Check each line below for the word "name". How many have it? Answer with the number only.

> [Supplied records]:
★ ★ ★ ★ ★

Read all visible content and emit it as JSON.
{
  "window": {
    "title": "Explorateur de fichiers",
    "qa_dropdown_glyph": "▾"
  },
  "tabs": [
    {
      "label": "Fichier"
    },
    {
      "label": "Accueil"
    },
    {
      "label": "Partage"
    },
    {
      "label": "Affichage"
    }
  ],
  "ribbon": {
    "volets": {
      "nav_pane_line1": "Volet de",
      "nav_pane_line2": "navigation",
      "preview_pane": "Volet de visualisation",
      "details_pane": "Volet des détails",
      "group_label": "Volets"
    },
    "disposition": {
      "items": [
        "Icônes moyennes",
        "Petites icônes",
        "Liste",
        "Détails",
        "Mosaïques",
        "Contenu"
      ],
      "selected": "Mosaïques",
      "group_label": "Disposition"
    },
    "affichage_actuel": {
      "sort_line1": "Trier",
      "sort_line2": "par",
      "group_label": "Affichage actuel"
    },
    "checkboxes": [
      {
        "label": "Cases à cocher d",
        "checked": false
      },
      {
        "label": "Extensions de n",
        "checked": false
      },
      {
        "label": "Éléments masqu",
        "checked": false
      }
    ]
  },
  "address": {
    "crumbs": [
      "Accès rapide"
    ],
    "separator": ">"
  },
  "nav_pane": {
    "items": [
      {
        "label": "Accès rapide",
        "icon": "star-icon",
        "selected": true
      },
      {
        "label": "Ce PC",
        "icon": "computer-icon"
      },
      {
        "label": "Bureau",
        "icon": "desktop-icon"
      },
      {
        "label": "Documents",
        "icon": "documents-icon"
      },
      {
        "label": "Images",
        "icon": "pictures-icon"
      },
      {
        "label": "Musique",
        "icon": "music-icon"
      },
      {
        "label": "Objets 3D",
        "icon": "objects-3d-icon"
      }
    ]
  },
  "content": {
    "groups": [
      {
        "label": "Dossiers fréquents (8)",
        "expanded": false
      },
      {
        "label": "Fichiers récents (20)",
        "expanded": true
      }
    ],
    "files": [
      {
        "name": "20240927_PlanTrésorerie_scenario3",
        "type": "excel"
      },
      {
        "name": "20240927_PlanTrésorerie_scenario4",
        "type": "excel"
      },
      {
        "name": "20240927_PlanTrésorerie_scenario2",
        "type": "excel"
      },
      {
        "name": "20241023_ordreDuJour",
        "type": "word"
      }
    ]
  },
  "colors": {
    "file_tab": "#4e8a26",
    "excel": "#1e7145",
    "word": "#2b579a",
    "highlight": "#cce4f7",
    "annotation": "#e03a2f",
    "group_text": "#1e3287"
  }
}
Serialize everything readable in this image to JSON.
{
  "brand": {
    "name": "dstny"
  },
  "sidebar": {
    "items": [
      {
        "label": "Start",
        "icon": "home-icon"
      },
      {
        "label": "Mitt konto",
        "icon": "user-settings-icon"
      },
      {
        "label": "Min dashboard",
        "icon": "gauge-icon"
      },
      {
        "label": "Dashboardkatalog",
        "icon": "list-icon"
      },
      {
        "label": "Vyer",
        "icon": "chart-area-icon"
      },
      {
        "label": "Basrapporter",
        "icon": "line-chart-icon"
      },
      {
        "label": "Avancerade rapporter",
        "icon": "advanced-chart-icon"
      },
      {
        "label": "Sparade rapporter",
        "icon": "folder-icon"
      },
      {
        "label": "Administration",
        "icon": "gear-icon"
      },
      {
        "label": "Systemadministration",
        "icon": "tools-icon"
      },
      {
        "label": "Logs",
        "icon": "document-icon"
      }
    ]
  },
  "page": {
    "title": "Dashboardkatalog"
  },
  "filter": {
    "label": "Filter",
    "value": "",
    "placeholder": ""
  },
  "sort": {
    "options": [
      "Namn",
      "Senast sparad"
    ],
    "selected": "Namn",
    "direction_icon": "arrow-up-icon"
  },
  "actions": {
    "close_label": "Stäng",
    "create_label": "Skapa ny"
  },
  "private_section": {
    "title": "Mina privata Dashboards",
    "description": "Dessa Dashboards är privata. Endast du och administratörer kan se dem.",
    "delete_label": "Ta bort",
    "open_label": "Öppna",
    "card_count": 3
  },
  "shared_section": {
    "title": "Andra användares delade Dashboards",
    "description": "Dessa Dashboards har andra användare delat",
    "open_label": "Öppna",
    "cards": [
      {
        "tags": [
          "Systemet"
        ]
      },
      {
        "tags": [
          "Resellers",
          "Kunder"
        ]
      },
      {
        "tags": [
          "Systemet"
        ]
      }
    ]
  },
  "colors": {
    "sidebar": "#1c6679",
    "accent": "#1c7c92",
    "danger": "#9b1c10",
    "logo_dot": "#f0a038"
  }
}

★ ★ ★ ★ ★

> [Answer to this exercise]: 5